- AVAILABLE DATA -
BEGIN
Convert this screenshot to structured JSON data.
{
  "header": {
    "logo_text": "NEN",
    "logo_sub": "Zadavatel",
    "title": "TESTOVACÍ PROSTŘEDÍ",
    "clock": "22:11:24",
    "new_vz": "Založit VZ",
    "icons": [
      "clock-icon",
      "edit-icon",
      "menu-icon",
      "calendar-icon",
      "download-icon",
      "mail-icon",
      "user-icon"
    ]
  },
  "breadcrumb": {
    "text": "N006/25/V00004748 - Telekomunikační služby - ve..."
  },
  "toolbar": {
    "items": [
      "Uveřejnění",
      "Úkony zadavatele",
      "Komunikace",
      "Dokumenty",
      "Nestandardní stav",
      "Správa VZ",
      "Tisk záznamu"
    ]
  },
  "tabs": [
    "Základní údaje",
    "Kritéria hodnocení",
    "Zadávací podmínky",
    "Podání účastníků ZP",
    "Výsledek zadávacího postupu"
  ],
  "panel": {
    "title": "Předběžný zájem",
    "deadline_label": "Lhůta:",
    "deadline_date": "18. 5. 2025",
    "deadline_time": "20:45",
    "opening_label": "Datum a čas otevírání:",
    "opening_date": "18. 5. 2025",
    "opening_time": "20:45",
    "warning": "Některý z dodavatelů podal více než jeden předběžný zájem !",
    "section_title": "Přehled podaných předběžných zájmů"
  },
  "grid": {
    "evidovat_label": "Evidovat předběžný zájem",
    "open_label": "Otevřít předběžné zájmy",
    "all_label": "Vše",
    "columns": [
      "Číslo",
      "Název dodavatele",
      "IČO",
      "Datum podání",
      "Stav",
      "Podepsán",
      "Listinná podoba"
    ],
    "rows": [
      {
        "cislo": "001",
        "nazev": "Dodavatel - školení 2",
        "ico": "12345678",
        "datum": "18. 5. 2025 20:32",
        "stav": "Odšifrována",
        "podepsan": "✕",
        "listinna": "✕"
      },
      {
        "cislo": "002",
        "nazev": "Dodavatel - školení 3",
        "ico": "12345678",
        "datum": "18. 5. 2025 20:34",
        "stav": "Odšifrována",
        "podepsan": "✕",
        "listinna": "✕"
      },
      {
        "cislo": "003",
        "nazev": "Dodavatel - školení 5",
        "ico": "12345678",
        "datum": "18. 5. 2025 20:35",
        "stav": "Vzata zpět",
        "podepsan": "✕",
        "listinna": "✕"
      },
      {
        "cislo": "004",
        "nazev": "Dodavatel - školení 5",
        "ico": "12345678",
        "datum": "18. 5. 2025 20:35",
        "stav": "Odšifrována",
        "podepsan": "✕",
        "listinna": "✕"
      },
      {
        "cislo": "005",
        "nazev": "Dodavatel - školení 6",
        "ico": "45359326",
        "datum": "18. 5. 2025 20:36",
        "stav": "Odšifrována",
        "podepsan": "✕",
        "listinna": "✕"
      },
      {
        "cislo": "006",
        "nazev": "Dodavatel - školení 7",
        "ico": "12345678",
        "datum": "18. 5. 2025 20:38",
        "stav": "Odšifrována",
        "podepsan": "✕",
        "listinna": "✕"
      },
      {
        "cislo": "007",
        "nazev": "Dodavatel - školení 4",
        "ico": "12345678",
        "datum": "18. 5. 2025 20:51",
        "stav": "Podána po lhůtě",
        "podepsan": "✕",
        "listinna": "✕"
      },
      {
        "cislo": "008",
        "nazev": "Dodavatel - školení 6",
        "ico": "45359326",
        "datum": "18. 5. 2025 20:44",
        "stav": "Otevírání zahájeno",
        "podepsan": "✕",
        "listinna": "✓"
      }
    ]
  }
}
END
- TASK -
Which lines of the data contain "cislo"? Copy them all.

- WRITTEN RESPONSE -
        "cislo": "001",
        "cislo": "002",
        "cislo": "003",
        "cislo": "004",
        "cislo": "005",
        "cislo": "006",
        "cislo": "007",
        "cislo": "008",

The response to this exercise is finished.